• **What to work on**: Scan the lines below; pull out those with "Trading".

• **Data provided**:
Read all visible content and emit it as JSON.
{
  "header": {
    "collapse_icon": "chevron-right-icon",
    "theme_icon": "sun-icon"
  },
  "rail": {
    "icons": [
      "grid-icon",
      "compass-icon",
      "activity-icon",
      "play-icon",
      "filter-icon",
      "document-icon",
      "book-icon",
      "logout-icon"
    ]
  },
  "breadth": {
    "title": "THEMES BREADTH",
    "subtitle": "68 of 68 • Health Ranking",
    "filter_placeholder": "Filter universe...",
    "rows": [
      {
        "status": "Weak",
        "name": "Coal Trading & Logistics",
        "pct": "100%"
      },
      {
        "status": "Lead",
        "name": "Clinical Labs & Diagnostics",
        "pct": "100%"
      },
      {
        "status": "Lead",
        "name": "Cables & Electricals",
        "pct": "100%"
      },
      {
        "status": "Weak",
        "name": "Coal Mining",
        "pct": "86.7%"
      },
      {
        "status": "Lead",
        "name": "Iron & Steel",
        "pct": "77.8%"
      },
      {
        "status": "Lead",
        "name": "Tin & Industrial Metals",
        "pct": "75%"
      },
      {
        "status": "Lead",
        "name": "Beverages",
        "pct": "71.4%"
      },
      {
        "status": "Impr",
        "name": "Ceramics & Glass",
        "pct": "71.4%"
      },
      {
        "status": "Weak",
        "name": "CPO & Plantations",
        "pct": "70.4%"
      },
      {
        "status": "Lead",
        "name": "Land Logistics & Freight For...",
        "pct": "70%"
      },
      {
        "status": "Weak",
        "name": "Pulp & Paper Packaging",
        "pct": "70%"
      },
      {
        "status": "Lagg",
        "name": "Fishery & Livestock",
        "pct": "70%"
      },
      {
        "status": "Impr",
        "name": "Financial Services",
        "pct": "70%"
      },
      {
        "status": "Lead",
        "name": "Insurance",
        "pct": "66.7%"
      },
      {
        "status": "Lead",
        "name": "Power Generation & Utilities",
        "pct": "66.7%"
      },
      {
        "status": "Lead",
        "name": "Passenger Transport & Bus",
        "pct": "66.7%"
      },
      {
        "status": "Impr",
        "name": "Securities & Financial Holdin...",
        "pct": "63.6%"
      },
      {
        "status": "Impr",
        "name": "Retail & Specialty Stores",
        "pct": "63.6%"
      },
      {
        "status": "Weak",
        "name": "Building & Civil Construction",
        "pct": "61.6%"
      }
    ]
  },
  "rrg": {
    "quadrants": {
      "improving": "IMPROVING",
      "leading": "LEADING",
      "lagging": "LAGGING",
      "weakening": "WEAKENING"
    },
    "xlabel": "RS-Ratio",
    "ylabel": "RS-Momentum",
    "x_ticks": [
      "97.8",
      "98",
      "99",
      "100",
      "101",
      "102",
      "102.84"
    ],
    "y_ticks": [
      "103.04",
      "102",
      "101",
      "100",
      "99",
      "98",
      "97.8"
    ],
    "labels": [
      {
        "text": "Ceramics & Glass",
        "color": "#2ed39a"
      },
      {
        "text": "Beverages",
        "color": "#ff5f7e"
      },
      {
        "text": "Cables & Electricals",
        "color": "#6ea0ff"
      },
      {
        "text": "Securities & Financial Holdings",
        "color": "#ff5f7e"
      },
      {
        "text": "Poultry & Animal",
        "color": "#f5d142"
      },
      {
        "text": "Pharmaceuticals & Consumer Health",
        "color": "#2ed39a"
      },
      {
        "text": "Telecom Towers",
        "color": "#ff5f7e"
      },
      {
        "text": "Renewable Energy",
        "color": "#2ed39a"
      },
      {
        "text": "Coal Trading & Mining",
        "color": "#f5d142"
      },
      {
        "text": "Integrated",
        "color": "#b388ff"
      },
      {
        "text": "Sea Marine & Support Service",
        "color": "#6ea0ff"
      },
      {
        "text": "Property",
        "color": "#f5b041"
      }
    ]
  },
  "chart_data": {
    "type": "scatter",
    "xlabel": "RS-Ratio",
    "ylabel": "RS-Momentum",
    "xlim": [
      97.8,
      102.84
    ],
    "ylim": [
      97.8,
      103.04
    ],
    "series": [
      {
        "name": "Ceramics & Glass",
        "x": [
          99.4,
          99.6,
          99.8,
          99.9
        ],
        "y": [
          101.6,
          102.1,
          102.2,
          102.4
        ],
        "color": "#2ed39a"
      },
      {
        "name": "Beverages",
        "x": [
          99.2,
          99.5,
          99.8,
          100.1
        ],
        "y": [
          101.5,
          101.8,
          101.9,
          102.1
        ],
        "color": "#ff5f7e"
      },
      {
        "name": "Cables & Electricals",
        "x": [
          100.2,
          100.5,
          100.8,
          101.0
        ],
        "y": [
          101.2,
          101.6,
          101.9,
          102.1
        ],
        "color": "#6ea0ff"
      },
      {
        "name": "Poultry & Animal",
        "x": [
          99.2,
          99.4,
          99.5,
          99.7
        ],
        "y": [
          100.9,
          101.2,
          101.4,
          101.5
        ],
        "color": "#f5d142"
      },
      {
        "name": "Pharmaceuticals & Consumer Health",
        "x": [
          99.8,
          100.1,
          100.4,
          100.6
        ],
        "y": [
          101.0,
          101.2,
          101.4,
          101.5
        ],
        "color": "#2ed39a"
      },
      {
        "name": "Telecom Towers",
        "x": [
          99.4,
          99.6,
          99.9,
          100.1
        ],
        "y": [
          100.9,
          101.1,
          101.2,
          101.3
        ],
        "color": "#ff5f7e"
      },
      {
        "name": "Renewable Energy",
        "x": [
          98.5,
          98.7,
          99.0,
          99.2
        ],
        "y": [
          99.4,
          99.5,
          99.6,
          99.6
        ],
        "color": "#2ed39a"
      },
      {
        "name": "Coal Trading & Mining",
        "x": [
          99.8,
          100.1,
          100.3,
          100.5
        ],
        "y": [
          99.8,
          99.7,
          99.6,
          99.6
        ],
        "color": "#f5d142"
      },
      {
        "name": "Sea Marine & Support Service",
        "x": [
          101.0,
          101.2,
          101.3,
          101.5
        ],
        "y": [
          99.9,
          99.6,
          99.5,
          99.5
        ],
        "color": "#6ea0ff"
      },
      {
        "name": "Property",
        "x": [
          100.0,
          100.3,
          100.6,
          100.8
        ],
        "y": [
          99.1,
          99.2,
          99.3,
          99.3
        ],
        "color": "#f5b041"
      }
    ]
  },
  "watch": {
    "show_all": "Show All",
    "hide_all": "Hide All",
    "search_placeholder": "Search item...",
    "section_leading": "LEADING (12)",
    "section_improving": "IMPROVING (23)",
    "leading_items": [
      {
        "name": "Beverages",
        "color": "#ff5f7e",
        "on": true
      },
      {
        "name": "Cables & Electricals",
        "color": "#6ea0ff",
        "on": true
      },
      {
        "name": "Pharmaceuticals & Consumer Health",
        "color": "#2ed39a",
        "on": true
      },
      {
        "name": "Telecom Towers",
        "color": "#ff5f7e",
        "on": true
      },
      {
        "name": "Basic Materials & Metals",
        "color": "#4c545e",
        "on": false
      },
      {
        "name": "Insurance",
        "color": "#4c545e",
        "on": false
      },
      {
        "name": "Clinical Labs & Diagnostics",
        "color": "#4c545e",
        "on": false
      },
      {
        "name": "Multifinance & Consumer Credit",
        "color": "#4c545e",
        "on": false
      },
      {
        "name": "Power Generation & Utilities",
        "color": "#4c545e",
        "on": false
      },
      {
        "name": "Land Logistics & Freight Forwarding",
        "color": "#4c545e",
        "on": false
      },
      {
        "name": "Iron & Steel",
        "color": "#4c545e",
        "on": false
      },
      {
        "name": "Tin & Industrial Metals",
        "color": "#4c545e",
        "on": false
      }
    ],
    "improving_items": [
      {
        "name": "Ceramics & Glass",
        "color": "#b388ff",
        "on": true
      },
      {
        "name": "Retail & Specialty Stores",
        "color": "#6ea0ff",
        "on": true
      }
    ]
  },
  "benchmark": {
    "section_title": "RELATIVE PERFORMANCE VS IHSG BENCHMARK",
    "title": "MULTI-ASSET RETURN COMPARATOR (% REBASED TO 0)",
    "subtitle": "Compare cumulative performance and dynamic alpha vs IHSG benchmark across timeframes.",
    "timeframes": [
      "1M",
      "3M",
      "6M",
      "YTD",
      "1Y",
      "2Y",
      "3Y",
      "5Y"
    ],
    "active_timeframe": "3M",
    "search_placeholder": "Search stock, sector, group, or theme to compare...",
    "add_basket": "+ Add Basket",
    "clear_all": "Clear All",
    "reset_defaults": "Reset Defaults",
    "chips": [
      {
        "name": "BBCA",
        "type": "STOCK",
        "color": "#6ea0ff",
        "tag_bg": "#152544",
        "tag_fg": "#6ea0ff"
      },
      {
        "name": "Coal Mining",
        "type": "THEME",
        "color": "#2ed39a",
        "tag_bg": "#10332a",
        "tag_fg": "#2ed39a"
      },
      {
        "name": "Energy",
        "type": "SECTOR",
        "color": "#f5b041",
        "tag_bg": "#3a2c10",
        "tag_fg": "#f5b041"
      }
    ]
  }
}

• **Answer to the exercise**:
        "name": "Coal Trading & Logistics",
        "text": "Coal Trading & Mining",
        "name": "Coal Trading & Mining",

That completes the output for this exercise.